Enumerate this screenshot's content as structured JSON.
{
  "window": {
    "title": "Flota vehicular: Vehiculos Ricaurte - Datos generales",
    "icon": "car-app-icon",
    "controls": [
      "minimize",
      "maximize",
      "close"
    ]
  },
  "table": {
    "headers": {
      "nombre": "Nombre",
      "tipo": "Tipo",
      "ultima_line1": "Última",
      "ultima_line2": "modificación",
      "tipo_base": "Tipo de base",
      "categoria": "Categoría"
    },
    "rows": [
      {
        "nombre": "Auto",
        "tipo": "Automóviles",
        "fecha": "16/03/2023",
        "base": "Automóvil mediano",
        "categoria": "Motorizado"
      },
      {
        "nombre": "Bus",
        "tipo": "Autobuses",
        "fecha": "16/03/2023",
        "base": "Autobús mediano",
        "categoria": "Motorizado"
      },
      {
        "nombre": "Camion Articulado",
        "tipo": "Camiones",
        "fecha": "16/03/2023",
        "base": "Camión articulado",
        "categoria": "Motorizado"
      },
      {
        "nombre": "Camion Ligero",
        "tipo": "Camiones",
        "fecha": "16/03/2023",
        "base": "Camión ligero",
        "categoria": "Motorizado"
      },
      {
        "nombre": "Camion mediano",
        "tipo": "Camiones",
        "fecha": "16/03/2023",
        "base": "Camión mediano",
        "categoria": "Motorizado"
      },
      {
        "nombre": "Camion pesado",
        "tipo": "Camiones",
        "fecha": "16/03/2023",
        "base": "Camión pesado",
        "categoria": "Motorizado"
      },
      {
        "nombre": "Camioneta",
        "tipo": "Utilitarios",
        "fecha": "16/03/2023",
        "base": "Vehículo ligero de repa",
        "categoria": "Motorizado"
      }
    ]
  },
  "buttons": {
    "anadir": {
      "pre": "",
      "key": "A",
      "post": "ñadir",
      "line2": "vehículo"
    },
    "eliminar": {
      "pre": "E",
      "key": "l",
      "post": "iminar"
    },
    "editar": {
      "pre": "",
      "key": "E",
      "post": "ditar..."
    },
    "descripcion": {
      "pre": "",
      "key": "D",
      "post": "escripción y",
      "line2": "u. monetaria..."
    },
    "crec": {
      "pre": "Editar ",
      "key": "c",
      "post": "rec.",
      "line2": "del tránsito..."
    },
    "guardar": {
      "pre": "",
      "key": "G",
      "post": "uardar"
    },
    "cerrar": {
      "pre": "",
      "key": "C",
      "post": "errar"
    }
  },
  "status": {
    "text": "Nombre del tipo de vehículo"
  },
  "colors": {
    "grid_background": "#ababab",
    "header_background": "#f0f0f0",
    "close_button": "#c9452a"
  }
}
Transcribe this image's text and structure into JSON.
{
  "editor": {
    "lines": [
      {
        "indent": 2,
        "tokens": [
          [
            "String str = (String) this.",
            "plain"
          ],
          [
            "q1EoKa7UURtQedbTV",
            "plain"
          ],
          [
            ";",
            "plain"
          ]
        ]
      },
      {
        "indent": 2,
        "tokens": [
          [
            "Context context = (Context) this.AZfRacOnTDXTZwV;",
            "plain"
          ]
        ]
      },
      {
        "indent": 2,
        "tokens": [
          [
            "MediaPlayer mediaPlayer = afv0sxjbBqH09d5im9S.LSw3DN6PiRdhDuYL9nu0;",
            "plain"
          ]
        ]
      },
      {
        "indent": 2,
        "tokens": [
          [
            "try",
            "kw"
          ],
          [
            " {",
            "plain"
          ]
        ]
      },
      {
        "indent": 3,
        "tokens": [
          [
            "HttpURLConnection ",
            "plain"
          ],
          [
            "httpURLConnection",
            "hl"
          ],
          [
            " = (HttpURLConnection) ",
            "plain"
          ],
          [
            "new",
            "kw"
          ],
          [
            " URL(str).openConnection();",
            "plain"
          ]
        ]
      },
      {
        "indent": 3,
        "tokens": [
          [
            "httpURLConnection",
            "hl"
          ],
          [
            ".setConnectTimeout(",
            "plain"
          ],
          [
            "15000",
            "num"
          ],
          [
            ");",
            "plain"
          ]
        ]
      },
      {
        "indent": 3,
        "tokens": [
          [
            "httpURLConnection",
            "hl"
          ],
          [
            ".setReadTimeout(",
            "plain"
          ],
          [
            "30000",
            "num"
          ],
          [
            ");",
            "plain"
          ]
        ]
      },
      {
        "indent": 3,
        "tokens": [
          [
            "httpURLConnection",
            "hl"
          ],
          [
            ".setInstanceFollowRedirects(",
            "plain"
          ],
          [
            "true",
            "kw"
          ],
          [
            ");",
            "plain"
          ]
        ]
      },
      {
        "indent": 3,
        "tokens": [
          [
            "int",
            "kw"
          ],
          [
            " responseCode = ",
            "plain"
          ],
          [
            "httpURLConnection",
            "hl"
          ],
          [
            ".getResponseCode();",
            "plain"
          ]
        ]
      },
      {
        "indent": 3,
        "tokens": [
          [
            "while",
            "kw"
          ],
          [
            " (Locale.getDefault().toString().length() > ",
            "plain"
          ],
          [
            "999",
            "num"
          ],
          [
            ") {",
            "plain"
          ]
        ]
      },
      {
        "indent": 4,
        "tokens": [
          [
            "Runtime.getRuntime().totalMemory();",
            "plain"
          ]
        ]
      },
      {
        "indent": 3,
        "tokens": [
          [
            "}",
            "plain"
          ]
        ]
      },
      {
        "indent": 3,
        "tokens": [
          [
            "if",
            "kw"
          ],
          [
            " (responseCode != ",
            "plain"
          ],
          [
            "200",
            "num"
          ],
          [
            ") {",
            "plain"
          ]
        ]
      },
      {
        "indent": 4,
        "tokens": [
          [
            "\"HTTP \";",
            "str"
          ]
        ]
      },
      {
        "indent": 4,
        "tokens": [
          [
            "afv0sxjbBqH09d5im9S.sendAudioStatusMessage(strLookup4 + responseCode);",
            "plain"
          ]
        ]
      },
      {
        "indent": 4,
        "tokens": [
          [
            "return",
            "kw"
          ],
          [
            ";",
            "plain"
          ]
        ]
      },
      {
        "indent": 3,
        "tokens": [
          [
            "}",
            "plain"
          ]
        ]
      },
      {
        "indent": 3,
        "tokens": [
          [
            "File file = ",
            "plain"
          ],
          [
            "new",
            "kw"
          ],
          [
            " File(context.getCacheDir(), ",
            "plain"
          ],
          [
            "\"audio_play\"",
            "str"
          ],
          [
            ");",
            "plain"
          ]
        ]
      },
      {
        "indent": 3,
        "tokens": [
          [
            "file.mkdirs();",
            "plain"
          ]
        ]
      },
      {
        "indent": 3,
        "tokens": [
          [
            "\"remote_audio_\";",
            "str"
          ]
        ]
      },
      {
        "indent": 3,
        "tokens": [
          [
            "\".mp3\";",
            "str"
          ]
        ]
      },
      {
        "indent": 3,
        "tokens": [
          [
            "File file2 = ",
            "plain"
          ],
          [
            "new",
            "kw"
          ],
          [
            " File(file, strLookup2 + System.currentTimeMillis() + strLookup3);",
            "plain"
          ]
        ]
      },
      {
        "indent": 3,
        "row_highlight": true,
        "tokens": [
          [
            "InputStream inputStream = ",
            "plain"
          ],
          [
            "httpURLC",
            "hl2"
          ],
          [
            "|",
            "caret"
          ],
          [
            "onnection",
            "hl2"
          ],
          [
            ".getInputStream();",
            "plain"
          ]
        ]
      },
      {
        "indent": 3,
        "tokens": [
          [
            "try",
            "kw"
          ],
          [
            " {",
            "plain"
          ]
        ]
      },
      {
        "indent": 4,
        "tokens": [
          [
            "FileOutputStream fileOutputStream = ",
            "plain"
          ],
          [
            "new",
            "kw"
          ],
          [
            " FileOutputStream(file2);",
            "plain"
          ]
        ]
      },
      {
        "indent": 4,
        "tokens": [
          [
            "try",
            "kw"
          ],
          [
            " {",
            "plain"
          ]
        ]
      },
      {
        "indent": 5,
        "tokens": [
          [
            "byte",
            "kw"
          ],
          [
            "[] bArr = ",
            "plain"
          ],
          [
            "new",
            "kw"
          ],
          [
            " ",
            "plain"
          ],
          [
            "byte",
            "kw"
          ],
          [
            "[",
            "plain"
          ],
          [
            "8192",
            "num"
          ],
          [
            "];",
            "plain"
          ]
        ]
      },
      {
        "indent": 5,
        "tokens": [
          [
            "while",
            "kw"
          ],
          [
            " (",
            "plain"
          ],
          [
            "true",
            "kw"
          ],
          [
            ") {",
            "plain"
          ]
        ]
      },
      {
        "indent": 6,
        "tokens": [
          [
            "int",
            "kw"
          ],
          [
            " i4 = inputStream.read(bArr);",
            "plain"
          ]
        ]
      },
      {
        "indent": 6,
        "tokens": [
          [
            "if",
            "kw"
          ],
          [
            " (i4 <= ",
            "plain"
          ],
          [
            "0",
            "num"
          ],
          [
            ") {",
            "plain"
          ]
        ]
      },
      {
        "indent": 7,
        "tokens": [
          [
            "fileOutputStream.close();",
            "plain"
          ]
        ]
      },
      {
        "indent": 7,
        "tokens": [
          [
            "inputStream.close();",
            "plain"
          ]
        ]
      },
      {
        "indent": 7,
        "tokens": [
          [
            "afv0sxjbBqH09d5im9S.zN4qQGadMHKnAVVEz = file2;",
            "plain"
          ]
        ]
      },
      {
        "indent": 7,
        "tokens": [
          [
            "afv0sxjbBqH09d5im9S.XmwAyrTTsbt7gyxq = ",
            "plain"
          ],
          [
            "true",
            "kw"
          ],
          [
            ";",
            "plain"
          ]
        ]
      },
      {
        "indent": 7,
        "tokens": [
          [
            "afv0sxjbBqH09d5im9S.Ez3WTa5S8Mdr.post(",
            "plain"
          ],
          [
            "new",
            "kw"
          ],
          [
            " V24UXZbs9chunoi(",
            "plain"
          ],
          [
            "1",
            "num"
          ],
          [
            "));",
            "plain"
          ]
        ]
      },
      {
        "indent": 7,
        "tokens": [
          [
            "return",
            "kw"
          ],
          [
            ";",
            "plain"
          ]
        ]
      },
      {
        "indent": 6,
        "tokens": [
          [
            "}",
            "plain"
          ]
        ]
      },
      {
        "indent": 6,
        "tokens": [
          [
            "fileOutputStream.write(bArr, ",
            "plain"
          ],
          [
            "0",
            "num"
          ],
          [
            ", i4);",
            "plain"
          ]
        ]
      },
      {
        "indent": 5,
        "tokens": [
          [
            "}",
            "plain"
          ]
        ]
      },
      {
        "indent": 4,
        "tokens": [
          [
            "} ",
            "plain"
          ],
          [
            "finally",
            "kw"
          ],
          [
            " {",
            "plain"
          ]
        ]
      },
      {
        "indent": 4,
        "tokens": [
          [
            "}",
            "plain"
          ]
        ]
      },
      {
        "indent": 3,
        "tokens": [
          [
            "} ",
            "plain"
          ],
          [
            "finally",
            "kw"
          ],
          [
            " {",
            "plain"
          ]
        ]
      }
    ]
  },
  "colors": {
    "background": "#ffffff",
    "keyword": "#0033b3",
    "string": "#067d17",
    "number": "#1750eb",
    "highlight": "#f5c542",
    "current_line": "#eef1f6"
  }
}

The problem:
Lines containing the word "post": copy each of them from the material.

Completed exercise:
      "post": "ñadir",
      "post": "iminar"
      "post": "ditar..."
      "post": "escripción y",
      "post": "rec.",
      "post": "uardar"
      "post": "errar"
            "afv0sxjbBqH09d5im9S.Ez3WTa5S8Mdr.post(",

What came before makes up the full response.